¶23 The reason why we think Allen's opinion should be given little if any credence is: (1) it is based solely on a history allegedly given him by Anderson after the Municipal Board had rejected the claim; (2) there is no evidence that Anderson ever said the headaches were "always associated with fire and heat" in the early stages of their development until he testified before the Review Board; and (3) there is no evidence he ever complained to anyone at work about having headaches much less that they were precipitated by heat while fighting fires.

¶24 We therefore hold that the evidence before the Review Board was insufficient to sustain its decision. The order of the district court is affirmed insofar as it reverses the order of the Review Board but modified by deleting its remand order. It is the judgment of this court that Anderson's application be denied.

¶25 BACON, P.J., and BOYDSTON, J., concur.

Footnotes:

1 Both the elipses and the [sic] are supplied by the Review Board in its order.

2 Emphasis added.

3 This statute was repealed in 1980, effective January 1, 1981. In 1978 it read in part as follows:

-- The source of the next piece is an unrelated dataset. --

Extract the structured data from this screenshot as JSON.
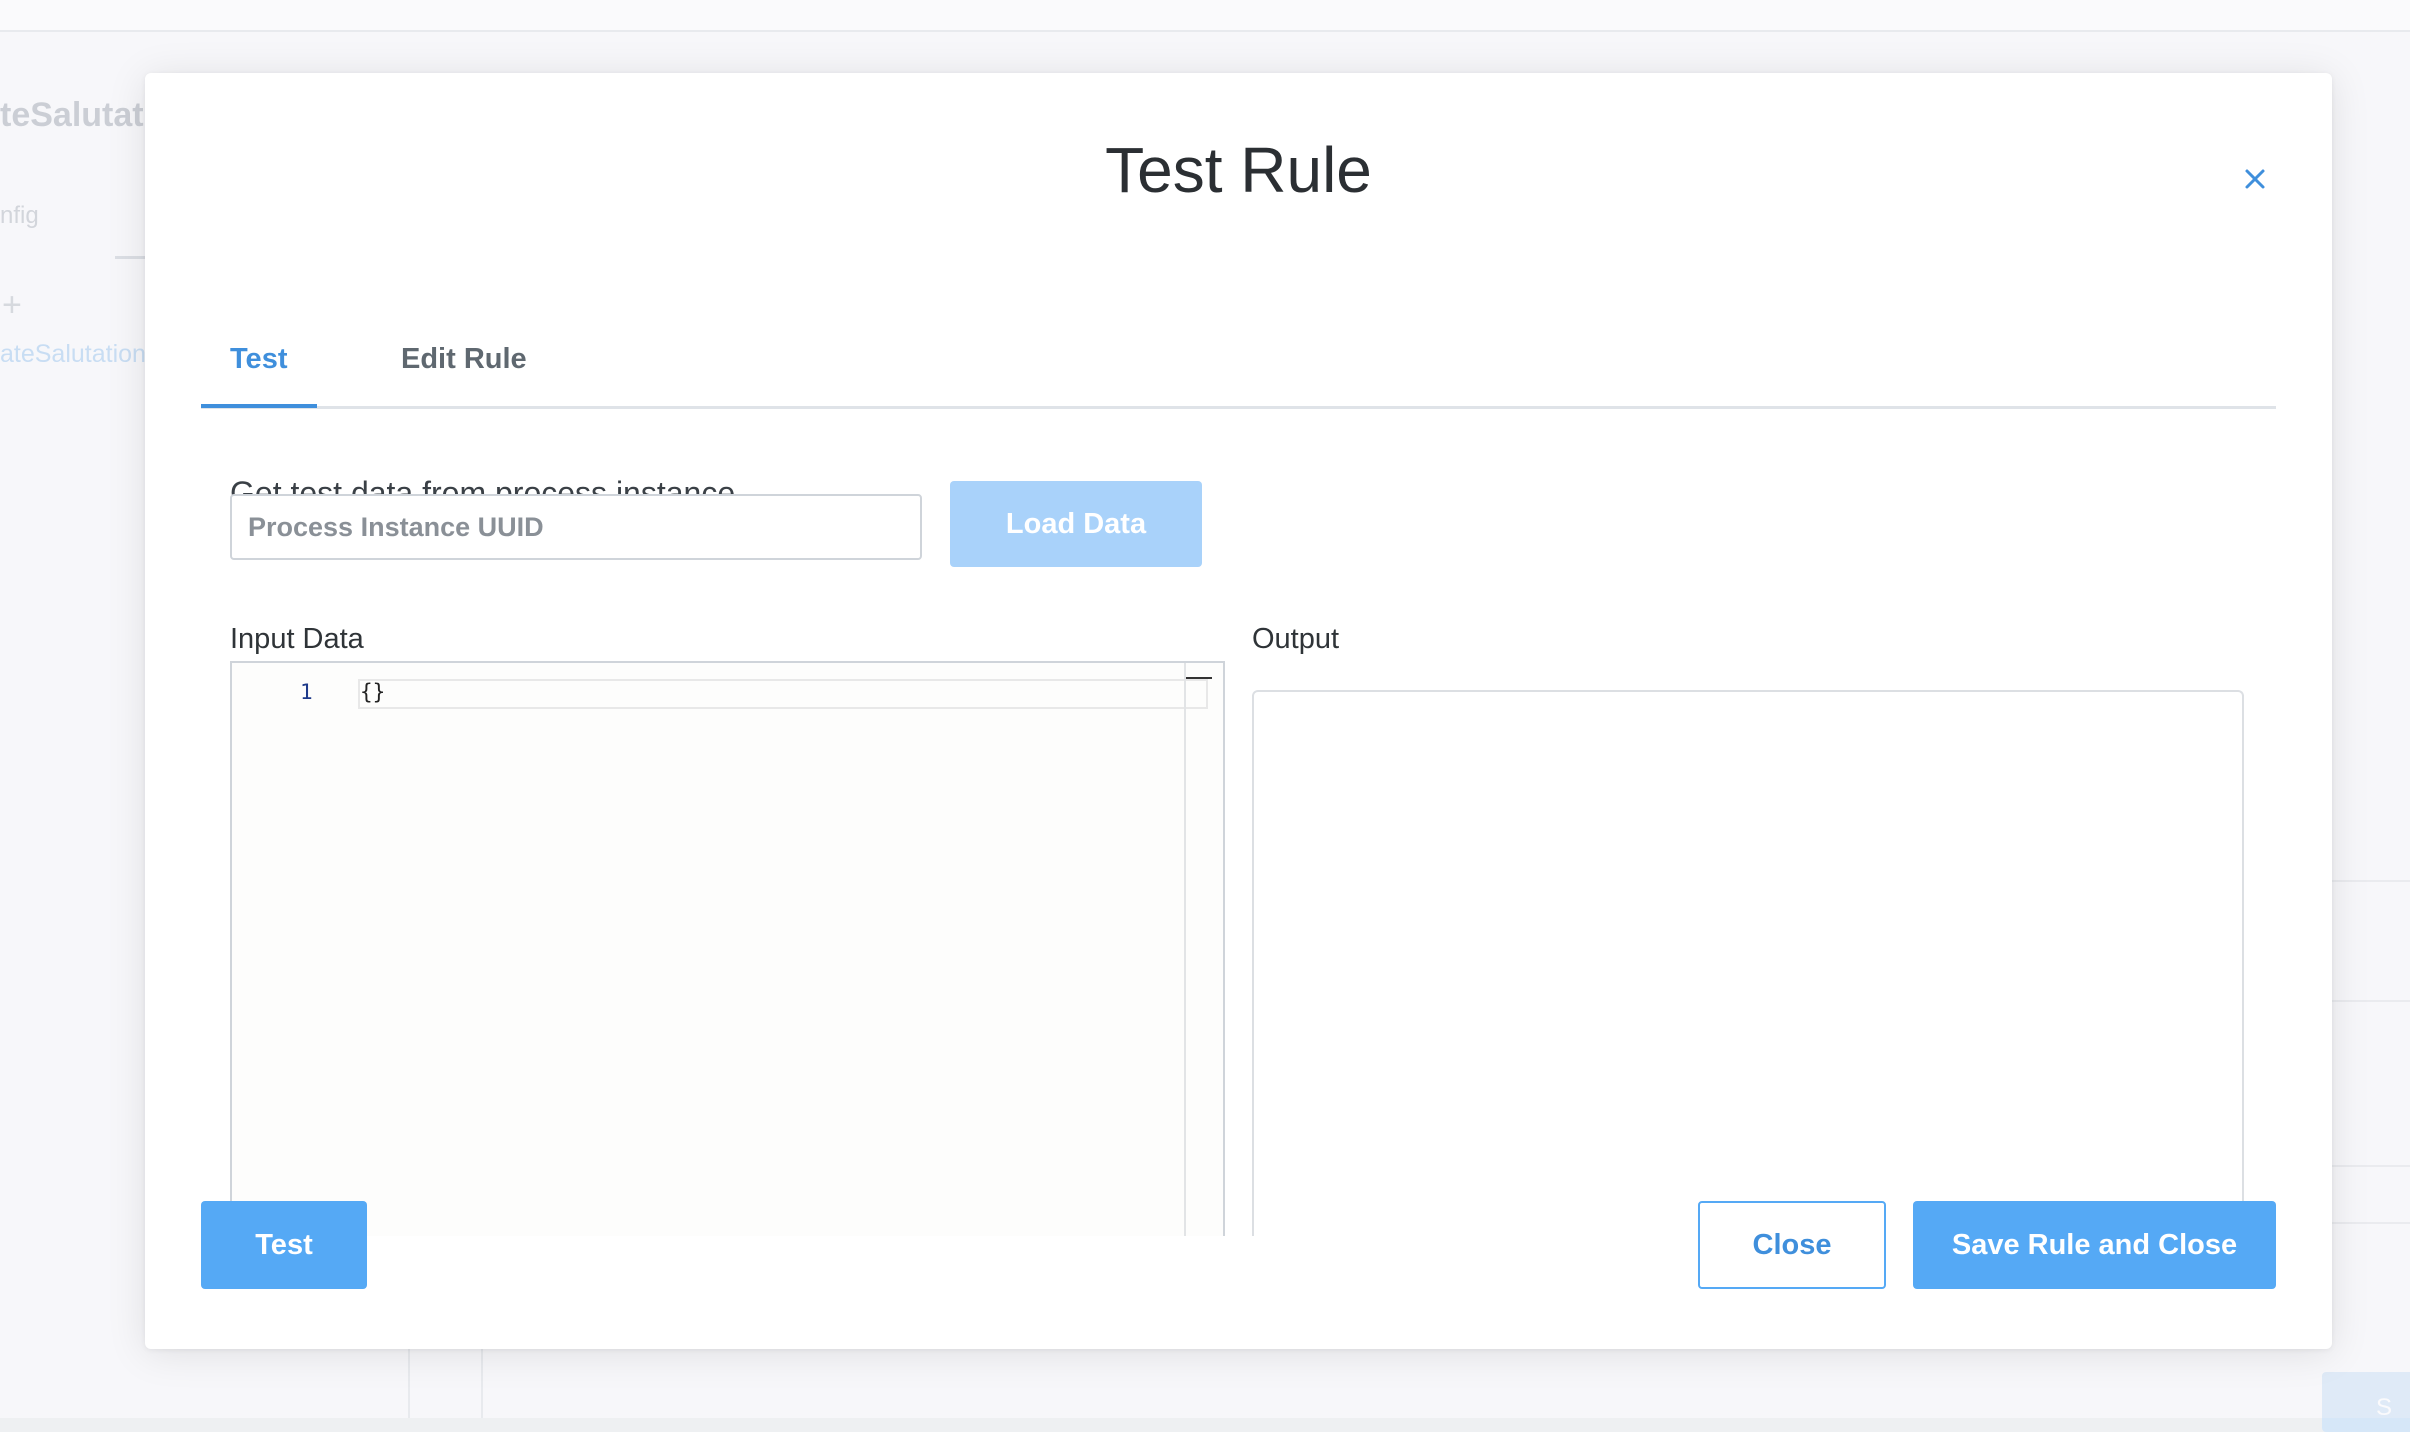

The Oklahoma State Firefighters Association, Inc., acting by and through its Board of Trustees, shall review and examine each decision by local pension boards on matters relating to Oklahoma Firemen's Relief and Pension Fund laws . . . as a State Review Board responsible for assisting all local pension boards in the interpretation and implementation of Firemen's Relief and Pension Fund laws. It shall be the duty of all local pension boards, after reaching a decision, upon application for pension benefits, to submit their findings to the State Review Board for review and examination of the action taken by the local board. The decision and action by the local board shall not become final or effective until the same is concurred in by the State Review Board. The State Review Board shall act within sixty (60) days upon any matter presented to it, and its failure to take affirmative action of approval, modification, rejection or to require further evidence shall be deemed to be a concurrence and/or certification of the local pension board's action, which then becomes final. . . . The State Review Board, as a regulatory agency, shall have the power and authority to adopt rules and regulations as may be necessary for the promulgation and enforcement of this article.

4 355 P.2d 404 (Okl. 1960).

5 This is just one of several problems presented by establishment of the Review Board review. Another significant one is that it gives rise to potentially four appeals - first to the Review Board, thence to the district court, thence to the supreme court who can assign to the court of appeals giving rise to the potential of a fourth discretionary appeal to the supreme court. This somehow seems excessive and it is perhaps one reason the Review Board was abolished in 1980.

6 In re White, Okl., 355 P.2d 404 (1960).

7 In re White, supra, note 5, holds that the district court's appellate jurisdiction "is limited to determinations whether an error of law was committed in the hearing and whether or not the findings are supported by the evidence introduced." The same limitations obtain with reference to appeals from the Review Board.